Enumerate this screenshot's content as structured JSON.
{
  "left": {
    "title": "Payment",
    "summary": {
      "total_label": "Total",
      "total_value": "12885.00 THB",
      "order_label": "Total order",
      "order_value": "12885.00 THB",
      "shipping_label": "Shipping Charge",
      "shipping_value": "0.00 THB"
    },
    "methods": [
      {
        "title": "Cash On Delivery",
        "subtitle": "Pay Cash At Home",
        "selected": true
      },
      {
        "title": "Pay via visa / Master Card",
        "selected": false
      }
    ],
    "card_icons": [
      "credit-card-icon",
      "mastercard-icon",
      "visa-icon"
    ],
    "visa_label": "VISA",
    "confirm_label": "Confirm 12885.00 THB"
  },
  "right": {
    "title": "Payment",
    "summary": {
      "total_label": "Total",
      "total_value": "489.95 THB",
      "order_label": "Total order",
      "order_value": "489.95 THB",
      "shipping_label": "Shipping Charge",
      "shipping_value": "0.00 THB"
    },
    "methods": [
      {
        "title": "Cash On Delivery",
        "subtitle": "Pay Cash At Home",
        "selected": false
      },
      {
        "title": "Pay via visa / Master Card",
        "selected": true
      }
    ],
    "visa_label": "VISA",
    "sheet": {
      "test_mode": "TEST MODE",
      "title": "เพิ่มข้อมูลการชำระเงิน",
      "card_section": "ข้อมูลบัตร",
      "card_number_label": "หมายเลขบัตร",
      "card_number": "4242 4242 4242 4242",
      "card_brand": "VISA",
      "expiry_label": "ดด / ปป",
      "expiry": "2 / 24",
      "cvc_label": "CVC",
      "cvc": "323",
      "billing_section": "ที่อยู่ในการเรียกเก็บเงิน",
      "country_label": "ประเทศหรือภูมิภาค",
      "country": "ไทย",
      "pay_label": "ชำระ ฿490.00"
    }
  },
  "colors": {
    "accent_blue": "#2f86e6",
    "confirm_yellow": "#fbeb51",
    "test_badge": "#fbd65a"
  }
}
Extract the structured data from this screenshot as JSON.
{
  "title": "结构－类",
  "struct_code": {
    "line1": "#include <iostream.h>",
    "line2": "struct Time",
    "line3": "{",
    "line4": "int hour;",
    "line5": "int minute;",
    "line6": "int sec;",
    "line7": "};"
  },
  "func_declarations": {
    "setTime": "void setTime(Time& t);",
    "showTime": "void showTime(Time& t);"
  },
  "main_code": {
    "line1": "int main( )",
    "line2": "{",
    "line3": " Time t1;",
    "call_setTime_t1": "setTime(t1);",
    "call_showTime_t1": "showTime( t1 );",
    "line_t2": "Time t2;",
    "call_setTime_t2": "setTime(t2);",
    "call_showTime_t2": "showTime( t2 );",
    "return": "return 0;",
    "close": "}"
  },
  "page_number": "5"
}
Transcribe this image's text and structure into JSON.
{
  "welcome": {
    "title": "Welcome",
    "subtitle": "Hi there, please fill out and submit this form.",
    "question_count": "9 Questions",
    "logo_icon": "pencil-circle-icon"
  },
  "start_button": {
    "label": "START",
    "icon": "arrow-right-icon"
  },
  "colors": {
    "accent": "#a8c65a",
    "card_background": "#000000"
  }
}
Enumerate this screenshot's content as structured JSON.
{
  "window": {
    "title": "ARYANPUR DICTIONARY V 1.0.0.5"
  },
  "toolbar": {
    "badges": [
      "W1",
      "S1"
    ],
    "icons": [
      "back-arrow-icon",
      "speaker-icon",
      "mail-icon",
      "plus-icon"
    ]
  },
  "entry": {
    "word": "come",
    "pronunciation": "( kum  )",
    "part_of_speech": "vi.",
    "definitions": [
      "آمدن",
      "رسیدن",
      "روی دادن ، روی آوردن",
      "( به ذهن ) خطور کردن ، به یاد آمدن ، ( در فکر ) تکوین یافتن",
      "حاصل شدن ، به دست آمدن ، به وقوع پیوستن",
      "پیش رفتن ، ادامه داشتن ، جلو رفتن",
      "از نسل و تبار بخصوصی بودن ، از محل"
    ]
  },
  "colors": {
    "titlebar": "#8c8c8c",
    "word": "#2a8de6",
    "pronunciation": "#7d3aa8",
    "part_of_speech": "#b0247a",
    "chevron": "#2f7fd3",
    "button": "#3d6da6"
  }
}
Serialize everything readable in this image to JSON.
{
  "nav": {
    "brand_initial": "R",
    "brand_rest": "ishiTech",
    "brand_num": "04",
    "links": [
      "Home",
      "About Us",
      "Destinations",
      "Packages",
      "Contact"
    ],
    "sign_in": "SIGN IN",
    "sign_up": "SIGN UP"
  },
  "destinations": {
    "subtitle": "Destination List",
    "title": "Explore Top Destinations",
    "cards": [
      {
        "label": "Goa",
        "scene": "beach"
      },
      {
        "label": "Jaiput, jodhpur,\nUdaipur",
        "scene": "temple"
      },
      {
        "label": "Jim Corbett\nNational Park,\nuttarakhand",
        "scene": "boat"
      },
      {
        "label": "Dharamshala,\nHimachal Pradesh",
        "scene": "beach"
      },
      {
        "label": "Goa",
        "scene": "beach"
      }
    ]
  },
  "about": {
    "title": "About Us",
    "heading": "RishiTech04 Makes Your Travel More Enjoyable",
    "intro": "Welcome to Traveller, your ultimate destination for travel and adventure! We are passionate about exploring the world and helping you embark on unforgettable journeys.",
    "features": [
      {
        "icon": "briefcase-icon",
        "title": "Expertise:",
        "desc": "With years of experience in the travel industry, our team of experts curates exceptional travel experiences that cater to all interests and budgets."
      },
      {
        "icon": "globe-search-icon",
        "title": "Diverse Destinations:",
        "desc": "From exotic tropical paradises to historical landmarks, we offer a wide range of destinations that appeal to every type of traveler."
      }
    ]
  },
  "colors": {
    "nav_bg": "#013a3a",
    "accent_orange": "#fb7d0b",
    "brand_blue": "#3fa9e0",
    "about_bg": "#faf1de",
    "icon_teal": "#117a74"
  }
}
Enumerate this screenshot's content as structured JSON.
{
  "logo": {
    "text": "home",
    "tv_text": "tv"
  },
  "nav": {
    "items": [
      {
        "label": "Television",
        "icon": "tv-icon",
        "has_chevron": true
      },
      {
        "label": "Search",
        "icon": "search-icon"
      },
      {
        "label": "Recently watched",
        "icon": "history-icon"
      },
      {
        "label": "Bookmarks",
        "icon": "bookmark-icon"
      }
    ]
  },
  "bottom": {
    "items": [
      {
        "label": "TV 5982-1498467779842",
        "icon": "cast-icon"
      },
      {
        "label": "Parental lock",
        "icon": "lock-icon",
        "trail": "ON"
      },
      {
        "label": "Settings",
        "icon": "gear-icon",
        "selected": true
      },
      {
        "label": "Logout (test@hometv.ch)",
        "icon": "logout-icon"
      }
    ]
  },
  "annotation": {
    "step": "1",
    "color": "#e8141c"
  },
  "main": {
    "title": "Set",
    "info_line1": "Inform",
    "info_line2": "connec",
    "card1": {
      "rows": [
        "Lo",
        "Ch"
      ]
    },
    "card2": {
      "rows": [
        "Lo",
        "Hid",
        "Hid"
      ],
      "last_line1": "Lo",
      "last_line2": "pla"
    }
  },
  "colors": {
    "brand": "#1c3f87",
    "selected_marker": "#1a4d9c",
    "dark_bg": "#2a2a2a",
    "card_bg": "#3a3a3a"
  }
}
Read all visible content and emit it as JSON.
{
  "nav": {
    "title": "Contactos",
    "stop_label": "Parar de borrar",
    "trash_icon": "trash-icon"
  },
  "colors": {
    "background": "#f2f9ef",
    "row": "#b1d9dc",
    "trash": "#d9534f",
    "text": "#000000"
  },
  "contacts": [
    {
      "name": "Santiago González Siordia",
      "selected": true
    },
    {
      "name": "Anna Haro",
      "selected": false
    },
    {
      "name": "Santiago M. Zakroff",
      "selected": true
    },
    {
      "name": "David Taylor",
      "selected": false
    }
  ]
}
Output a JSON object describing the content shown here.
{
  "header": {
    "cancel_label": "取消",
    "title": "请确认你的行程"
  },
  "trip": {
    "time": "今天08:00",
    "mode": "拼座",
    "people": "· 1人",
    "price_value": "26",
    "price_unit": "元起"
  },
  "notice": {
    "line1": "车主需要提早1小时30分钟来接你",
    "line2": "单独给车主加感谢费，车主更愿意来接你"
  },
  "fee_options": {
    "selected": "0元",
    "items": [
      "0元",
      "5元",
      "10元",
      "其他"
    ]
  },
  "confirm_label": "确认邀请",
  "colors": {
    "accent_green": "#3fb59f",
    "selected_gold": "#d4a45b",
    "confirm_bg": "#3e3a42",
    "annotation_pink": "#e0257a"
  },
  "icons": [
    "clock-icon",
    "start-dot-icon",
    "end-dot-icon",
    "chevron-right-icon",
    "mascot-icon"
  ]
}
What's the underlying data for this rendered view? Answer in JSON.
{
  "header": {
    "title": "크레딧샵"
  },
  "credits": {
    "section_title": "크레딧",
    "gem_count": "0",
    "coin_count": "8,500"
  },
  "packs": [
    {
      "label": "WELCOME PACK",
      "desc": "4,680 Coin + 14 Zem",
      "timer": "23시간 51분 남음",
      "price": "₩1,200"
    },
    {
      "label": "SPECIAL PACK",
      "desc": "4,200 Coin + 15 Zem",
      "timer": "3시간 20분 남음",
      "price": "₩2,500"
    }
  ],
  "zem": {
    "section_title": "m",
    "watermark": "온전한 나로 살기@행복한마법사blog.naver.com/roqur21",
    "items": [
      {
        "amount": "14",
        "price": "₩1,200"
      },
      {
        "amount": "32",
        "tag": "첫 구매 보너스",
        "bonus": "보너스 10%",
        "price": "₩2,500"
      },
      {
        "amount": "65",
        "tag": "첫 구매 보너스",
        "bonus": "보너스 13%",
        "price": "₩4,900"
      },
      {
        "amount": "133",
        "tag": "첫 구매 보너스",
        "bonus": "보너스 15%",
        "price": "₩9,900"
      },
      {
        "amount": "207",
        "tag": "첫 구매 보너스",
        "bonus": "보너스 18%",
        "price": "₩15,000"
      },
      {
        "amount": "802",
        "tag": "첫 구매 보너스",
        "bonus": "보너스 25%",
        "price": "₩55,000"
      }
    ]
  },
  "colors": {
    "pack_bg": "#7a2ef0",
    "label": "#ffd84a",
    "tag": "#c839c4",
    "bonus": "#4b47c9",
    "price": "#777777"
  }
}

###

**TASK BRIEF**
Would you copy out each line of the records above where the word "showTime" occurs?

**RESPONSE**
    "showTime": "void showTime(Time& t);"
    "call_showTime_t1": "showTime( t1 );",
    "call_showTime_t2": "showTime( t2 );",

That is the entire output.